_Task to carry out_.
Could you please retype all of the entries exactly as they appear?

_Dataset_.
--------------------------------------------------

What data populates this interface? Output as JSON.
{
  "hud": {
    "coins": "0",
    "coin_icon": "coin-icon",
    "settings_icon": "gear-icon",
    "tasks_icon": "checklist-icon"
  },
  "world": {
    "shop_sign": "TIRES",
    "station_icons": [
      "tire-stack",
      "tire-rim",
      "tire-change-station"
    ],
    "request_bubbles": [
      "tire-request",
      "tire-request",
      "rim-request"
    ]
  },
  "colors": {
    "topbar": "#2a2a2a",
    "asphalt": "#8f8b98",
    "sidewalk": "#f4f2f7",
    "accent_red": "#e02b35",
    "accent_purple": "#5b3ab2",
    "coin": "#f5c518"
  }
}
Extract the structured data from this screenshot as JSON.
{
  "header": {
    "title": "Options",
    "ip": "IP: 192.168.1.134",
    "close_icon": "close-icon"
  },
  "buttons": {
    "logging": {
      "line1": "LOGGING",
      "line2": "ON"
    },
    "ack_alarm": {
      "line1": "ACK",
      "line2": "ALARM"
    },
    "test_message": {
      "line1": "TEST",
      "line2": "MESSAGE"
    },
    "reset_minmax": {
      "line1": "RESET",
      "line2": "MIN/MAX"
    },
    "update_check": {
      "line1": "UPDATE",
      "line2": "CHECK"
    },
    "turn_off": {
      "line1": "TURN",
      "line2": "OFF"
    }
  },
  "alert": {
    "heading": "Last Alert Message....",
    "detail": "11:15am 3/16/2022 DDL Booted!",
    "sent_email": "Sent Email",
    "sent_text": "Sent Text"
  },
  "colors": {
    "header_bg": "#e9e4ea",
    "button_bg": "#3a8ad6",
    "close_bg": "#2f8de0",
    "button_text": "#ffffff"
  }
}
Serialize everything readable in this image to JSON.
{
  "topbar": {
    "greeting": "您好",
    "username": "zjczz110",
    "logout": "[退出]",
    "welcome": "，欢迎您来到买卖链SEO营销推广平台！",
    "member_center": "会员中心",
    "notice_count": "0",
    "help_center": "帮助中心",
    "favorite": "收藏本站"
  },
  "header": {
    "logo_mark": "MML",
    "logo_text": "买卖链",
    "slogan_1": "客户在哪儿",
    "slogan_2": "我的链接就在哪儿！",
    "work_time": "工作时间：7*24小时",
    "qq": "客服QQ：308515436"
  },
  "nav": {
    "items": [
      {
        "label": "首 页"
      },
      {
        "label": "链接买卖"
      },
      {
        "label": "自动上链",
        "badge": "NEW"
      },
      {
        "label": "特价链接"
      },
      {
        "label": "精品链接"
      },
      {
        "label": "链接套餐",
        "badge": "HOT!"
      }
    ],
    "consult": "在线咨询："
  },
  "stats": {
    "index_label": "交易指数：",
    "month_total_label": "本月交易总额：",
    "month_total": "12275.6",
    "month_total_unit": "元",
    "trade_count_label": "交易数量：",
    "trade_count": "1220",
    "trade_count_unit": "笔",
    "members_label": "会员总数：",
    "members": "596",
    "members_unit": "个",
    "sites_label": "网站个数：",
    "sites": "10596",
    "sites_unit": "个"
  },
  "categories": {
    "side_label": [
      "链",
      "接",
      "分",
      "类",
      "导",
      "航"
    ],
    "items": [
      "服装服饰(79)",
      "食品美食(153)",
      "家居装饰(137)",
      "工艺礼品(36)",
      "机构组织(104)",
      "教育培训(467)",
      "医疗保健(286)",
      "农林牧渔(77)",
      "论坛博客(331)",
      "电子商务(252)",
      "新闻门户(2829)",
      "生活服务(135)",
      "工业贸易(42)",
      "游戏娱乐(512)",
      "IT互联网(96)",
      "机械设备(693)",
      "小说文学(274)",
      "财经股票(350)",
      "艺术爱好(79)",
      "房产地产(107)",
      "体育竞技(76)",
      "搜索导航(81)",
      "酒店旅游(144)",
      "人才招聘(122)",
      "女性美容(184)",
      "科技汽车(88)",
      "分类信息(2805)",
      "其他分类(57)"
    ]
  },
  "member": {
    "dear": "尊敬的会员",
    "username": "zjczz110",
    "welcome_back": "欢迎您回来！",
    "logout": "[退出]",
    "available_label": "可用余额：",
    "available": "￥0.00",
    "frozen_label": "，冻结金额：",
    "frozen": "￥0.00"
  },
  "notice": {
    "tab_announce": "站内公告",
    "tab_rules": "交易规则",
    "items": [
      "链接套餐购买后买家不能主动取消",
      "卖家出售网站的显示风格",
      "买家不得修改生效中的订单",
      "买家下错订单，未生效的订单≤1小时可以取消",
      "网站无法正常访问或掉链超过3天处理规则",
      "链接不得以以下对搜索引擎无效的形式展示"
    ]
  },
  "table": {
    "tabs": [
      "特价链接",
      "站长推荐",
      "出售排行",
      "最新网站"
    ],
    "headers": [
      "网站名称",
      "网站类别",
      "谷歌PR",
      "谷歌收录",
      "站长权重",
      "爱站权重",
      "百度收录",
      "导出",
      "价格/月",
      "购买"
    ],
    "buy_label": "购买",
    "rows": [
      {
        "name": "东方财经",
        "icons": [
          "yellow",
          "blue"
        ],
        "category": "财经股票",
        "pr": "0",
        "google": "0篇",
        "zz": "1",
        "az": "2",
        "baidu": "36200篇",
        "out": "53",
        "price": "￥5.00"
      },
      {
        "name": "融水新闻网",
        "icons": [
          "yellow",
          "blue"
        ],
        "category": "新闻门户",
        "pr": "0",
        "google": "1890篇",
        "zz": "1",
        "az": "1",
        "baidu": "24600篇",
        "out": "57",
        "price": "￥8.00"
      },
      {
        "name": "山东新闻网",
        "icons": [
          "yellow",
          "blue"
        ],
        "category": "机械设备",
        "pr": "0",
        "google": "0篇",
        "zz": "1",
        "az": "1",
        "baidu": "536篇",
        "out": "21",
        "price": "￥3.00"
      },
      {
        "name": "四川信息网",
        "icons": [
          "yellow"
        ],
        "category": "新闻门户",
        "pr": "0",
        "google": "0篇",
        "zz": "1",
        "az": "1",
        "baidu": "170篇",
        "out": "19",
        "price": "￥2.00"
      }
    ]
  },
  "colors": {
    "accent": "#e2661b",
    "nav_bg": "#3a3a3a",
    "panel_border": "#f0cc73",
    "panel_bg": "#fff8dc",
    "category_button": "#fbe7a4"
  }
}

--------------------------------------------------

_Exercise output_.
What data populates this interface? Output as JSON.
{
  "hud": {
    "coins": "0",
    "coin_icon": "coin-icon",
    "settings_icon": "gear-icon",
    "tasks_icon": "checklist-icon"
  },
  "world": {
    "shop_sign": "TIRES",
    "station_icons": [
      "tire-stack",
      "tire-rim",
      "tire-change-station"
    ],
    "request_bubbles": [
      "tire-request",
      "tire-request",
      "rim-request"
    ]
  },
  "colors": {
    "topbar": "#2a2a2a",
    "asphalt": "#8f8b98",
    "sidewalk": "#f4f2f7",
    "accent_red": "#e02b35",
    "accent_purple": "#5b3ab2",
    "coin": "#f5c518"
  }
}
Extract the structured data from this screenshot as JSON.
{
  "header": {
    "title": "Options",
    "ip": "IP: 192.168.1.134",
    "close_icon": "close-icon"
  },
  "buttons": {
    "logging": {
      "line1": "LOGGING",
      "line2": "ON"
    },
    "ack_alarm": {
      "line1": "ACK",
      "line2": "ALARM"
    },
    "test_message": {
      "line1": "TEST",
      "line2": "MESSAGE"
    },
    "reset_minmax": {
      "line1": "RESET",
      "line2": "MIN/MAX"
    },
    "update_check": {
      "line1": "UPDATE",
      "line2": "CHECK"
    },
    "turn_off": {
      "line1": "TURN",
      "line2": "OFF"
    }
  },
  "alert": {
    "heading": "Last Alert Message....",
    "detail": "11:15am 3/16/2022 DDL Booted!",
    "sent_email": "Sent Email",
    "sent_text": "Sent Text"
  },
  "colors": {
    "header_bg": "#e9e4ea",
    "button_bg": "#3a8ad6",
    "close_bg": "#2f8de0",
    "button_text": "#ffffff"
  }
}
Serialize everything readable in this image to JSON.
{
  "topbar": {
    "greeting": "您好",
    "username": "zjczz110",
    "logout": "[退出]",
    "welcome": "，欢迎您来到买卖链SEO营销推广平台！",
    "member_center": "会员中心",
    "notice_count": "0",
    "help_center": "帮助中心",
    "favorite": "收藏本站"
  },
  "header": {
    "logo_mark": "MML",
    "logo_text": "买卖链",
    "slogan_1": "客户在哪儿",
    "slogan_2": "我的链接就在哪儿！",
    "work_time": "工作时间：7*24小时",
    "qq": "客服QQ：308515436"
  },
  "nav": {
    "items": [
      {
        "label": "首 页"
      },
      {
        "label": "链接买卖"
      },
      {
        "label": "自动上链",
        "badge": "NEW"
      },
      {
        "label": "特价链接"
      },
      {
        "label": "精品链接"
      },
      {
        "label": "链接套餐",
        "badge": "HOT!"
      }
    ],
    "consult": "在线咨询："
  },
  "stats": {
    "index_label": "交易指数：",
    "month_total_label": "本月交易总额：",
    "month_total": "12275.6",
    "month_total_unit": "元",
    "trade_count_label": "交易数量：",
    "trade_count": "1220",
    "trade_count_unit": "笔",
    "members_label": "会员总数：",
    "members": "596",
    "members_unit": "个",
    "sites_label": "网站个数：",
    "sites": "10596",
    "sites_unit": "个"
  },
  "categories": {
    "side_label": [
      "链",
      "接",
      "分",
      "类",
      "导",
      "航"
    ],
    "items": [
      "服装服饰(79)",
      "食品美食(153)",
      "家居装饰(137)",
      "工艺礼品(36)",
      "机构组织(104)",
      "教育培训(467)",
      "医疗保健(286)",
      "农林牧渔(77)",
      "论坛博客(331)",
      "电子商务(252)",
      "新闻门户(2829)",
      "生活服务(135)",
      "工业贸易(42)",
      "游戏娱乐(512)",
      "IT互联网(96)",
      "机械设备(693)",
      "小说文学(274)",
      "财经股票(350)",
      "艺术爱好(79)",
      "房产地产(107)",
      "体育竞技(76)",
      "搜索导航(81)",
      "酒店旅游(144)",
      "人才招聘(122)",
      "女性美容(184)",
      "科技汽车(88)",
      "分类信息(2805)",
      "其他分类(57)"
    ]
  },
  "member": {
    "dear": "尊敬的会员",
    "username": "zjczz110",
    "welcome_back": "欢迎您回来！",
    "logout": "[退出]",
    "available_label": "可用余额：",
    "available": "￥0.00",
    "frozen_label": "，冻结金额：",
    "frozen": "￥0.00"
  },
  "notice": {
    "tab_announce": "站内公告",
    "tab_rules": "交易规则",
    "items": [
      "链接套餐购买后买家不能主动取消",
      "卖家出售网站的显示风格",
      "买家不得修改生效中的订单",
      "买家下错订单，未生效的订单≤1小时可以取消",
      "网站无法正常访问或掉链超过3天处理规则",
      "链接不得以以下对搜索引擎无效的形式展示"
    ]
  },
  "table": {
    "tabs": [
      "特价链接",
      "站长推荐",
      "出售排行",
      "最新网站"
    ],
    "headers": [
      "网站名称",
      "网站类别",
      "谷歌PR",
      "谷歌收录",
      "站长权重",
      "爱站权重",
      "百度收录",
      "导出",
      "价格/月",
      "购买"
    ],
    "buy_label": "购买",
    "rows": [
      {
        "name": "东方财经",
        "icons": [
          "yellow",
          "blue"
        ],
        "category": "财经股票",
        "pr": "0",
        "google": "0篇",
        "zz": "1",
        "az": "2",
        "baidu": "36200篇",
        "out": "53",
        "price": "￥5.00"
      },
      {
        "name": "融水新闻网",
        "icons": [
          "yellow",
          "blue"
        ],
        "category": "新闻门户",
        "pr": "0",
        "google": "1890篇",
        "zz": "1",
        "az": "1",
        "baidu": "24600篇",
        "out": "57",
        "price": "￥8.00"
      },
      {
        "name": "山东新闻网",
        "icons": [
          "yellow",
          "blue"
        ],
        "category": "机械设备",
        "pr": "0",
        "google": "0篇",
        "zz": "1",
        "az": "1",
        "baidu": "536篇",
        "out": "21",
        "price": "￥3.00"
      },
      {
        "name": "四川信息网",
        "icons": [
          "yellow"
        ],
        "category": "新闻门户",
        "pr": "0",
        "google": "0篇",
        "zz": "1",
        "az": "1",
        "baidu": "170篇",
        "out": "19",
        "price": "￥2.00"
      }
    ]
  },
  "colors": {
    "accent": "#e2661b",
    "nav_bg": "#3a3a3a",
    "panel_border": "#f0cc73",
    "panel_bg": "#fff8dc",
    "category_button": "#fbe7a4"
  }
}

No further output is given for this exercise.